_Web page and app entries_:
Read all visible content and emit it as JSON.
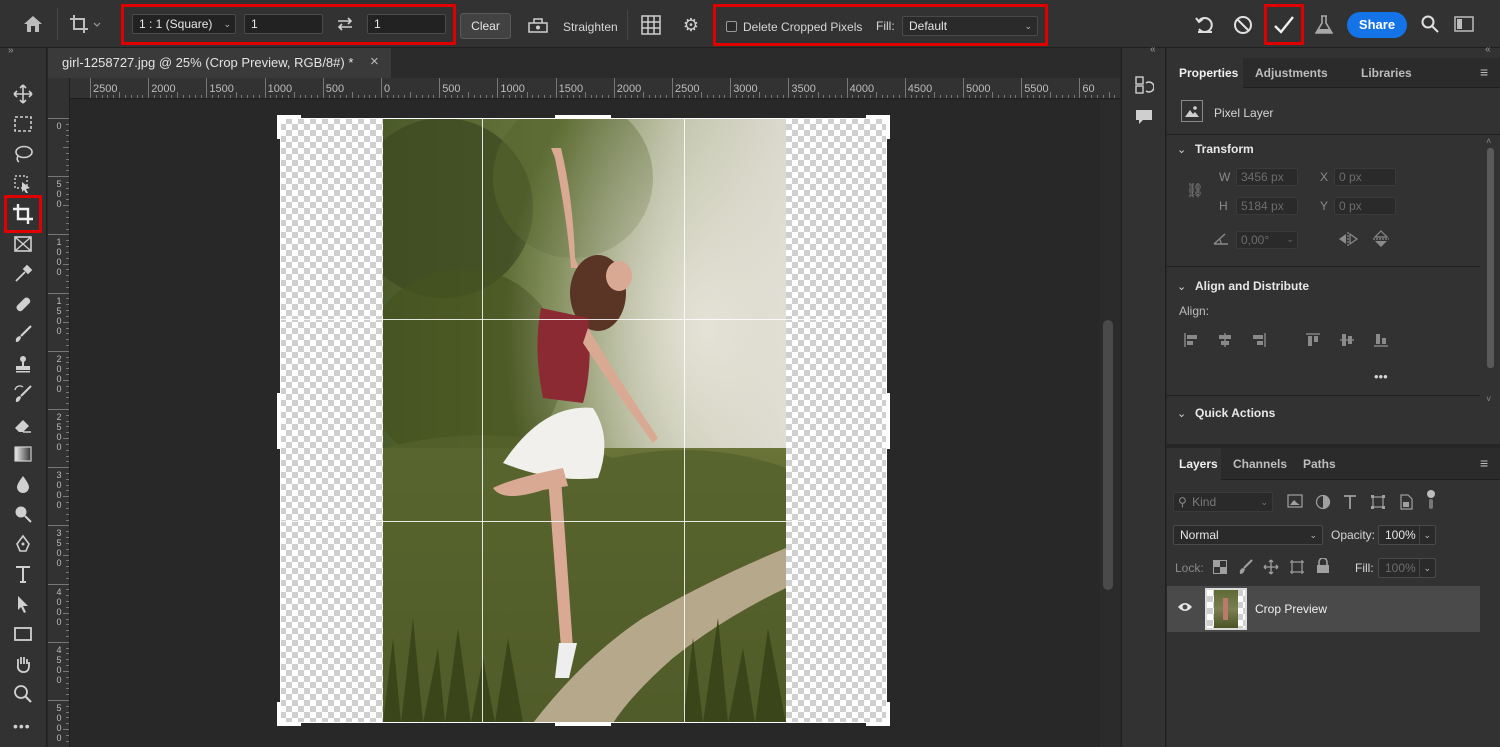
{
  "options_bar": {
    "ratio_preset": "1 : 1 (Square)",
    "width_value": "1",
    "height_value": "1",
    "clear_label": "Clear",
    "straighten_label": "Straighten",
    "delete_cropped_label": "Delete Cropped Pixels",
    "fill_label": "Fill:",
    "fill_value": "Default",
    "share_label": "Share",
    "share_color": "#1473e6",
    "highlight_color": "#e00000"
  },
  "document": {
    "tab_title": "girl-1258727.jpg @ 25% (Crop Preview, RGB/8#) *",
    "close_glyph": "×"
  },
  "rulers": {
    "horizontal": [
      "2500",
      "2000",
      "1500",
      "1000",
      "500",
      "0",
      "500",
      "1000",
      "1500",
      "2000",
      "2500",
      "3000",
      "3500",
      "4000",
      "4500",
      "5000",
      "5500",
      "60"
    ],
    "vertical": [
      "0",
      "500",
      "1000",
      "1500",
      "2000",
      "2500",
      "3000",
      "3500",
      "4000",
      "4500",
      "5000"
    ]
  },
  "properties": {
    "tabs": [
      "Properties",
      "Adjustments",
      "Libraries"
    ],
    "layer_type": "Pixel Layer",
    "transform": {
      "title": "Transform",
      "w_label": "W",
      "w_value": "3456 px",
      "h_label": "H",
      "h_value": "5184 px",
      "x_label": "X",
      "x_value": "0 px",
      "y_label": "Y",
      "y_value": "0 px",
      "angle_value": "0,00°"
    },
    "align": {
      "title": "Align and Distribute",
      "label": "Align:",
      "more": "•••"
    },
    "quick_actions": {
      "title": "Quick Actions"
    }
  },
  "layers": {
    "tabs": [
      "Layers",
      "Channels",
      "Paths"
    ],
    "kind_placeholder": "Kind",
    "blend_mode": "Normal",
    "opacity_label": "Opacity:",
    "opacity_value": "100%",
    "lock_label": "Lock:",
    "fill_label": "Fill:",
    "fill_value": "100%",
    "items": [
      {
        "name": "Crop Preview",
        "visible": true
      }
    ]
  },
  "icons": {
    "home": "home-icon",
    "crop": "crop-tool-icon",
    "swap": "swap-icon",
    "commit": "checkmark-icon",
    "cancel": "cancel-icon",
    "undo": "reset-icon"
  }
}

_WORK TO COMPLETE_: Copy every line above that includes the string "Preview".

_TASK RESULT_:
    "tab_title": "girl-1258727.jpg @ 25% (Crop Preview, RGB/8#) *",
        "name": "Crop Preview",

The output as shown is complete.